On 21 March 1556, as the rain poured down, Cranmer, in a ragged gown and with a long silvery beard, walked into University Church to make a final recantation. He mounted a special platform built in the nave, where a chunk remains missing from the decoration on a pillar opposite the pulpit, cut to accommodate the platform. He led a packed church in prayer before giving an exhortation to obey the queen.
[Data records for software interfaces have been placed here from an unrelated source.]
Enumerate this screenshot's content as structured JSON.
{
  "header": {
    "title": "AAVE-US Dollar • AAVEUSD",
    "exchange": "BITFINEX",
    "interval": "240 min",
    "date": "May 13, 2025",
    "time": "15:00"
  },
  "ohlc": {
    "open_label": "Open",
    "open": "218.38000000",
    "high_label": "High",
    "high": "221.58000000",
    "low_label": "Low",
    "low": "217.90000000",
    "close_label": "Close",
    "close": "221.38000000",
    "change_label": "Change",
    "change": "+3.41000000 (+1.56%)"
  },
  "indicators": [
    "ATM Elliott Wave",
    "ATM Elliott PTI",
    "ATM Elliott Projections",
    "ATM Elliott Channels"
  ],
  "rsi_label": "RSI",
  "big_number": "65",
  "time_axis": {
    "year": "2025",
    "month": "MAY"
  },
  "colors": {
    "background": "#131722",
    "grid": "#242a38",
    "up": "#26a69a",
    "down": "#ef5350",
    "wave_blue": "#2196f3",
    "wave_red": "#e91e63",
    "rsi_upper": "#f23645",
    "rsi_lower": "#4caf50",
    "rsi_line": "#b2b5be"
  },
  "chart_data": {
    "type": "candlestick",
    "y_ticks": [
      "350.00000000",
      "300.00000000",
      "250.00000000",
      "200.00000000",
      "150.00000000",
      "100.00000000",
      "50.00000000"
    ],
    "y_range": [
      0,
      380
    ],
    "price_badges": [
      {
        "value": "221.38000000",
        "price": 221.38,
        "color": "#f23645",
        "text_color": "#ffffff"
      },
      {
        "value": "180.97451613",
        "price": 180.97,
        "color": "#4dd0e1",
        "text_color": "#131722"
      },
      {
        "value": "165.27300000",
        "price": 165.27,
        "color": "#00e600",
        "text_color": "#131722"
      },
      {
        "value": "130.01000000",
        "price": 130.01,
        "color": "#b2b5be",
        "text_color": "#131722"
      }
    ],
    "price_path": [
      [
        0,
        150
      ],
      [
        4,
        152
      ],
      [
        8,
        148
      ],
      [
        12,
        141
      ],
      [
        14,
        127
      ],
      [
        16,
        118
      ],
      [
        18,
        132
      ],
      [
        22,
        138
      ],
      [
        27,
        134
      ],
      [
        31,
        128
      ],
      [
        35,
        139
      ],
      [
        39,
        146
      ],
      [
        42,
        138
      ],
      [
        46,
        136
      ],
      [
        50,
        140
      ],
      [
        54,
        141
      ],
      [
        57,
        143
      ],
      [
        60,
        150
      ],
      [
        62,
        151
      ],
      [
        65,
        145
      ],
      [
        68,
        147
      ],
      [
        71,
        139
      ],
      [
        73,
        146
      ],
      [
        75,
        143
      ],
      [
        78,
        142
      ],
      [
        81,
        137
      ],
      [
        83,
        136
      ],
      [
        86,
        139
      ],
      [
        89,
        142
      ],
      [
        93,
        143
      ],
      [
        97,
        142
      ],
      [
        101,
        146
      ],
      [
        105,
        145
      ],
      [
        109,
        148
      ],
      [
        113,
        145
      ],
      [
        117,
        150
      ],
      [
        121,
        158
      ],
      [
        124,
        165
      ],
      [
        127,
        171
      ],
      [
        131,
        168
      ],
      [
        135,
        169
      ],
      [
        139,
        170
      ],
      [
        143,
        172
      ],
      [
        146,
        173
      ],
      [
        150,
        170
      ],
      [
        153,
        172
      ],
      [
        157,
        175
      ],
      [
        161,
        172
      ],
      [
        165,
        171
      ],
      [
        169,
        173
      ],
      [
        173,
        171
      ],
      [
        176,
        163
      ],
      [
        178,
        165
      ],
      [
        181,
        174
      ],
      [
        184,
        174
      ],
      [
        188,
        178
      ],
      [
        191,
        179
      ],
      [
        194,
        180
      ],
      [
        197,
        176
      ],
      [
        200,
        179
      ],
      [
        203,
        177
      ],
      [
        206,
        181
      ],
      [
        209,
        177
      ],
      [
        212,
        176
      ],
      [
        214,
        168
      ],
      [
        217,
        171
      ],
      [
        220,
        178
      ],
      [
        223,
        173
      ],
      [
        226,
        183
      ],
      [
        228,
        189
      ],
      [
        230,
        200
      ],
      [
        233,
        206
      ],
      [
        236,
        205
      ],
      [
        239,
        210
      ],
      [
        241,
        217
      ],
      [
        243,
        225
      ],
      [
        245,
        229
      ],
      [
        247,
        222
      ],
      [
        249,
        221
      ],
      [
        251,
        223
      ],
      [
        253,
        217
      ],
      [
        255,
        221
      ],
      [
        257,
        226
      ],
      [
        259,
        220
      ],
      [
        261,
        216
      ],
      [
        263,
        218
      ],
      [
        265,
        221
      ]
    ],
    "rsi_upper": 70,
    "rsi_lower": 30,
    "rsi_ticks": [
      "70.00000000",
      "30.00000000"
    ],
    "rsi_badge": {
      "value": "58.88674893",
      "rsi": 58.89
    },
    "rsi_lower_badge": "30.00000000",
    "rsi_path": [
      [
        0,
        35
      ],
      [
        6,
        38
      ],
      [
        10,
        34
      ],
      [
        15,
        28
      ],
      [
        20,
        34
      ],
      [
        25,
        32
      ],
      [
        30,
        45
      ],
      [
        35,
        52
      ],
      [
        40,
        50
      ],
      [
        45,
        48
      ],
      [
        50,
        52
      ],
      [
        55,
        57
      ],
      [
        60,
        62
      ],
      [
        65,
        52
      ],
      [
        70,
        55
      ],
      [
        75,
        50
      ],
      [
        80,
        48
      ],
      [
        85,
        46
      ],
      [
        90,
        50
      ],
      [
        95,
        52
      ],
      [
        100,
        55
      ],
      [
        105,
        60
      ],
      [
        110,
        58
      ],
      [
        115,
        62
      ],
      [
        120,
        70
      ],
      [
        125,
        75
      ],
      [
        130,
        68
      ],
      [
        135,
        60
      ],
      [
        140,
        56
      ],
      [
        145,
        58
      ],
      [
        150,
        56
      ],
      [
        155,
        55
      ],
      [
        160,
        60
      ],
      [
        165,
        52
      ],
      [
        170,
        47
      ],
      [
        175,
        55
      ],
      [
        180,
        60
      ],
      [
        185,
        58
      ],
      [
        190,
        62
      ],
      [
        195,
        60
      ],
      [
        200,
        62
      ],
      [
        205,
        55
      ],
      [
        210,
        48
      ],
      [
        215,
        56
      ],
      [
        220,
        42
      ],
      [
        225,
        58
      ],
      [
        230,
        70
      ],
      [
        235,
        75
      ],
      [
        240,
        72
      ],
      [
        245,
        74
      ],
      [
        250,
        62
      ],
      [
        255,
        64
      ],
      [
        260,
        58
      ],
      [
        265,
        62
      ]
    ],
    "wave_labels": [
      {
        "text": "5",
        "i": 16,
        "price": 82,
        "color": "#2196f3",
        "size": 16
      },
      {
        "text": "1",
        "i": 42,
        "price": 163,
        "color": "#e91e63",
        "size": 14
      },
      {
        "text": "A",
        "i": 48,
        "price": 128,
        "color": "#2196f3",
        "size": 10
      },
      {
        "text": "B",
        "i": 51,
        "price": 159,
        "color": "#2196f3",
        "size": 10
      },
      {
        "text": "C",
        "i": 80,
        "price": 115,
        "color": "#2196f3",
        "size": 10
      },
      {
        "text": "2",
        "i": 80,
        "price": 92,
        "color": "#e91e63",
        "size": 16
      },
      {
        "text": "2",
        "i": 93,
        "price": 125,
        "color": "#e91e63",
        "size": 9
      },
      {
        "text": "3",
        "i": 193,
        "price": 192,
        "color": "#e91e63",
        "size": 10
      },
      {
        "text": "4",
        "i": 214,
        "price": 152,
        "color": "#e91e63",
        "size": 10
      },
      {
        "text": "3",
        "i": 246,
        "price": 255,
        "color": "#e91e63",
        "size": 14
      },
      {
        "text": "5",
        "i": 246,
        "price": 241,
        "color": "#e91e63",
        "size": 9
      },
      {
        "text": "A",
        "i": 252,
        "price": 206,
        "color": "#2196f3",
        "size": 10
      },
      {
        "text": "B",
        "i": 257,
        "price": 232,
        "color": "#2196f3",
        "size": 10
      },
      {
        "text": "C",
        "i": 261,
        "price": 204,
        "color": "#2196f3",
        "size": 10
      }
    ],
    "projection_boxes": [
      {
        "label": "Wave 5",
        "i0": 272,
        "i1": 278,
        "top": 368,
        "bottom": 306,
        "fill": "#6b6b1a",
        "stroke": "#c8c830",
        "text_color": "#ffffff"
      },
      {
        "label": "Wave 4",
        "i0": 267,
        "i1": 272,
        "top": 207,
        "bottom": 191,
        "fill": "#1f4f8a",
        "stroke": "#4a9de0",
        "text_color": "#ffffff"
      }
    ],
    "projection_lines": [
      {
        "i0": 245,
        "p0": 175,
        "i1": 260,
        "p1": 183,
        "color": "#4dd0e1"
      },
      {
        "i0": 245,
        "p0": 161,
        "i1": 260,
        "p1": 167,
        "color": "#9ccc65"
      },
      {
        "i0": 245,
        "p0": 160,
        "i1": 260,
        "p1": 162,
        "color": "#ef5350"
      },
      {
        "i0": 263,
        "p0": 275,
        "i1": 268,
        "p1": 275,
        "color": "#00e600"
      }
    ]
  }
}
Then, perhaps knowing he would die anyway, Cranmer deviated from his script and rejected his recantations entirely. “And as for the pope, I refuse him as Christ’s enemy, and Antichrist, with all his false doctrine,” he declared, before being hurried out of the church and to the site of execution.

Foxe recounts how, after Cranmer had been tied to the stake, he plunged his right hand into the flames, fulfilling a promise he made in University Church: “My hand hath offended, writing contrary to my heart, therefore my hand shall first be punished.” Away from reputations of ‘Bloody Mary’ and heroic martyrs, the effect of these executions remains controversial. Says Law: “Though some historians have seen them as counter-productive for the regime and as stoking up further resistance, others have argued they were horribly efficient in stamping out dissent and resistance.”
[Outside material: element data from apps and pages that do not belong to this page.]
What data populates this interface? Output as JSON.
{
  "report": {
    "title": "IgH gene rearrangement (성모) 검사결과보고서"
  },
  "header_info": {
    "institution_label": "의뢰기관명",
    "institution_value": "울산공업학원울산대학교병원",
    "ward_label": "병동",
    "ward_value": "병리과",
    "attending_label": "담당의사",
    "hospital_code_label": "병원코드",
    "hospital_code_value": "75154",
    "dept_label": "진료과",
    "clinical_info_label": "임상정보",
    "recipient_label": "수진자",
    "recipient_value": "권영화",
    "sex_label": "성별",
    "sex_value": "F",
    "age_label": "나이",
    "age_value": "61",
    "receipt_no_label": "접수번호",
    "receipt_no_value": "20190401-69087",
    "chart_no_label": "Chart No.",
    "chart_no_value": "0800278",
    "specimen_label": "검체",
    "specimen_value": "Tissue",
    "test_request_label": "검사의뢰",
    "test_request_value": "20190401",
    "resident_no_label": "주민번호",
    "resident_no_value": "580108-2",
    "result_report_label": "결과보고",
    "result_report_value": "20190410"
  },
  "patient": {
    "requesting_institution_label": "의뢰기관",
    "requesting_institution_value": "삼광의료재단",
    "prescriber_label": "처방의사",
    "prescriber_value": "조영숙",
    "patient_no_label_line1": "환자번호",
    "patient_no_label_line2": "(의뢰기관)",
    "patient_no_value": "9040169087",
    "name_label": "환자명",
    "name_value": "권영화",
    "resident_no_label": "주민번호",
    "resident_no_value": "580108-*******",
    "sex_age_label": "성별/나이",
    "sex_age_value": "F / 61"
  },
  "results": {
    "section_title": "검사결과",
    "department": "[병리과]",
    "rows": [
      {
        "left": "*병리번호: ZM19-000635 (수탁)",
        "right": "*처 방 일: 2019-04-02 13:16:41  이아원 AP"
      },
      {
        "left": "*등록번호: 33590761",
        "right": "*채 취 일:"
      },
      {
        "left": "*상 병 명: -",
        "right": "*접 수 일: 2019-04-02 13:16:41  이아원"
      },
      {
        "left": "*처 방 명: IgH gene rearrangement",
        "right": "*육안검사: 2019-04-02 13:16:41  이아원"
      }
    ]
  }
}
Mary I: 5 more places to explore


Framingham Castle, Framlingham, Suffolk

Where Mary rallied her troops

After Edward VI’s death in 1553, Mary evaded capture by Protestants wishing to secure Lady Jane Grey’s accession as queen. She made for Framlingham Castle, where she gathered supporters and troops before marching in triumph to London to claim the throne.


Winchester Cathedral, Winchester, Hampshire

Where Mary married her prince

Mary married Prince Philip of Spain in Winchester’s grand cathedral on 25 July 1554. Her choice of husband did not sit well with the country, though, and sparked a rebellion led by Thomas Wyatt. The cathedral still holds a wooden and leather chair she is said to have used.


Guildhall, London

Where the queen defied a rebel

In 1554 Mary was faced with Wyatt’s uprising. Instead of fleeing London, the queen travelled to Guildhall and gave a rousing speech. Huge numbers of people responded, barring the way into the city, and the rebels dropped their weapons. Guildhall can usually be visited when not being used for events.


Hampton Court Palace, London

Where Mary intended to give birth

Now a popular destination for tourists interested in Tudor history, Hampton Court was the venue for Mary’s honeymoon with Philip. In 1554 she exhibited signs of pregnancy, and chose to give birth at this palace, but the pregnancy was phantom and Mary remained childless.


Westminster Abbey, London

Where Mary was crowned

Mary’s coronation took place at Westminster Abbey on 1 October 1553. She later restored the abbey to the Benedictine order. Following her death in 1558 at the age of 42, she was buried at the abbey in Henry VII’s chapel. She now shares the tomb with her half-sister, Elizabeth I.


Ceri Law is a postdoctoral research associate at the University of Cambridge, where she works on the Remembering the Reformation project: Jonny Wilkes is a freelance journalist